We also now have near geriatric animals: Rainbow, Jenna, Peaches, and Tinni are getting up there in years. Consequently, the challenge may not be in riding a pre-determined route, but rather, in getting out of here.

I’d also like to resume writing about photography. A month ago, when I was at the recycling center, sorting through books, I came across a text by two compositionists whose work I was familiar with – David Bartholomae and Anthony Petrosky. It was entitled Words and Images. The first half of this book is an analysis of James Agee’s Let us Now Praise Famous Men. Huh. Who would’ve thunk it? At least here was verification that I had a good idea. They, however, had follow through.

I keep at it, though my internal censor kicks into high gear at times, especially in the summer. It is a very succinct censor, which is good because it does not waste too much of my valuable time. A censor stream follows:
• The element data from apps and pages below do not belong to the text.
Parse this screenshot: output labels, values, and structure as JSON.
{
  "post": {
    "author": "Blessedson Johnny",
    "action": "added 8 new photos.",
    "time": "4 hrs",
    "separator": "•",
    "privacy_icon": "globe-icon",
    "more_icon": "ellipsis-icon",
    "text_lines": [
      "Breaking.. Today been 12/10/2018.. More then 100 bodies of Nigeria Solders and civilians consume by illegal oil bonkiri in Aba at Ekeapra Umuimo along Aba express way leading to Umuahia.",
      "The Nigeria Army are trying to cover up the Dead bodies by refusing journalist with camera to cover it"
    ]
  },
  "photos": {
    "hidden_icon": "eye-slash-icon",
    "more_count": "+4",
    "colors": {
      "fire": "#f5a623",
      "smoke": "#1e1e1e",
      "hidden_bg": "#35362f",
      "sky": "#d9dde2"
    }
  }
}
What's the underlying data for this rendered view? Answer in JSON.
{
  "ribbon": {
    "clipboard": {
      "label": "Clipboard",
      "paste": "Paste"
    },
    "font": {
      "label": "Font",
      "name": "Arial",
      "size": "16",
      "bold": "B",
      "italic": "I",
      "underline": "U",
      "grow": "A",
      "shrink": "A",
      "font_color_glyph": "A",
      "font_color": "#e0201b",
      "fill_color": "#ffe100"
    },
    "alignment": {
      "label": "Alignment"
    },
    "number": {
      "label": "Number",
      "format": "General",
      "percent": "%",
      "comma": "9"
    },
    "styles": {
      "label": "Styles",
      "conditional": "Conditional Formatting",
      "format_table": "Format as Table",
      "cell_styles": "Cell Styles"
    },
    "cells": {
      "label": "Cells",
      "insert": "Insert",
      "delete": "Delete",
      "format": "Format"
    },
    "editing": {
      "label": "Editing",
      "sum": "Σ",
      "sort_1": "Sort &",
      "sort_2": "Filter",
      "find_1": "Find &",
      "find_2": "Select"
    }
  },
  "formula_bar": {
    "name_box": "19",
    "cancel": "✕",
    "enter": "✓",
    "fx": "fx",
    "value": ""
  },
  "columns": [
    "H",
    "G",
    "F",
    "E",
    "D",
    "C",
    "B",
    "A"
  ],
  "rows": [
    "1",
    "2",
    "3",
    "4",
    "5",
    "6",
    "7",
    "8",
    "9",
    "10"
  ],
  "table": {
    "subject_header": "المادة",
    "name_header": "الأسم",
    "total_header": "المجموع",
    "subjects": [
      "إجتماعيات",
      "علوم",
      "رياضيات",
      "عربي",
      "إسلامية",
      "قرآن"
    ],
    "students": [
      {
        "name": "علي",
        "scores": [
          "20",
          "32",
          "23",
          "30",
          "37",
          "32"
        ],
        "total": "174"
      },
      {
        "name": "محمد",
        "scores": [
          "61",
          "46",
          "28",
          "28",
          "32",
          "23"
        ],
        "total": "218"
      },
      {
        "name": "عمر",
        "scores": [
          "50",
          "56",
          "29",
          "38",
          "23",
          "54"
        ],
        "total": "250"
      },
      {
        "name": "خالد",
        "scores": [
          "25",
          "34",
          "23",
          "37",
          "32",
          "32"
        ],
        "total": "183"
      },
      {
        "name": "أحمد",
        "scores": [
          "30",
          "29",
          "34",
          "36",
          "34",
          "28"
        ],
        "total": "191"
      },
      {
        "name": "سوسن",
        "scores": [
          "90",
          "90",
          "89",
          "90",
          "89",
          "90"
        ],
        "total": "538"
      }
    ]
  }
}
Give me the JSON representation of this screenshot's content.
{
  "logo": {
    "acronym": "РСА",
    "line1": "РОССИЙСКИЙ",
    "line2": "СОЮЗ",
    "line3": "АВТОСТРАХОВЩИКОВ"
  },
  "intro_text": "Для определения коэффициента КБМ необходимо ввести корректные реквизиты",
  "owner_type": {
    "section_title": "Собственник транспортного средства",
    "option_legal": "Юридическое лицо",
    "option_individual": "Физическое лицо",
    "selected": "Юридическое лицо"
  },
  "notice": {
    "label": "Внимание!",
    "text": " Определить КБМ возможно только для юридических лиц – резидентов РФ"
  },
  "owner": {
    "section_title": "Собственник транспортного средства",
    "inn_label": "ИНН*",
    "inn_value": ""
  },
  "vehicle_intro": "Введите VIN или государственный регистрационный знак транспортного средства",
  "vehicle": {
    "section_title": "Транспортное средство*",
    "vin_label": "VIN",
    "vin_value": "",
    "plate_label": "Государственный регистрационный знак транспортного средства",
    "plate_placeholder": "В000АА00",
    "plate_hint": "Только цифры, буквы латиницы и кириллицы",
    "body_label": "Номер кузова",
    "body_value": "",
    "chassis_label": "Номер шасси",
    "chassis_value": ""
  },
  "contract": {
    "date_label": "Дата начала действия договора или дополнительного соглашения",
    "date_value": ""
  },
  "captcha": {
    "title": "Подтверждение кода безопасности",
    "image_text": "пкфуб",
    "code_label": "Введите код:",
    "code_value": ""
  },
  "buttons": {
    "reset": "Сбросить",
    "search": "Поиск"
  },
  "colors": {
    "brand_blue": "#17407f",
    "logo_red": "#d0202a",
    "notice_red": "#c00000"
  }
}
Writing about writing. This always fun.

Writing about compost. Takes time away from turning it.

Writing about the cute things that Hrimmi does. She’s getting older, and doing fewer cute things.

Writing about Pete. I can’t think of what else I might say.

Writing about visitors. Makes me seem anti-social if say, someone like Christopher came all the way from South Carolina to spend time with me, and I’m upstairs writing.

Writing about dogs. Has been done. Runs the danger of becoming clichéd.

Writing about my neighborhood. I suspect that this can get one in big trouble. There is a potentially large readership for sites like mine. Someone, anyone really, could tell Idiot Boy that I have speculated about his man cave. I really don’t want to have to deal with his ire.

Writing about the future. Is a fiction.

Writing about the past. Is also a fiction.

Writing about the present. B-o—o-ring. Actually, if it was a slow news day, I might write about the fact that the A on my computer key is wearing down, as is the E. I wonder why the I and the O keys aren’t wearing down. Could it be that I tap harder with my left hand than my right?

Writing about horses. They then go unridden.

I could put out a feeler (this line makes me think of octopi) and ask people – what do you want to hear more about? But I like my more ad hoc approach, which is to listen carefully when here or there, someone says that they read this or that, and this or that interested them. I then write more about it.

Well, today Pete and Christopher are going to the Granite Creek Music Festival. It’s (right now) a bright and sunny day. I can’t see myself hanging out in Sutton for a full day, so I am going to do the usual things here, and at the same time, try to find something interesting to say about the usual things. Emily Dickenson did it, so so can I.

Next: 191. 06/17/12: Still More on the Subject of Life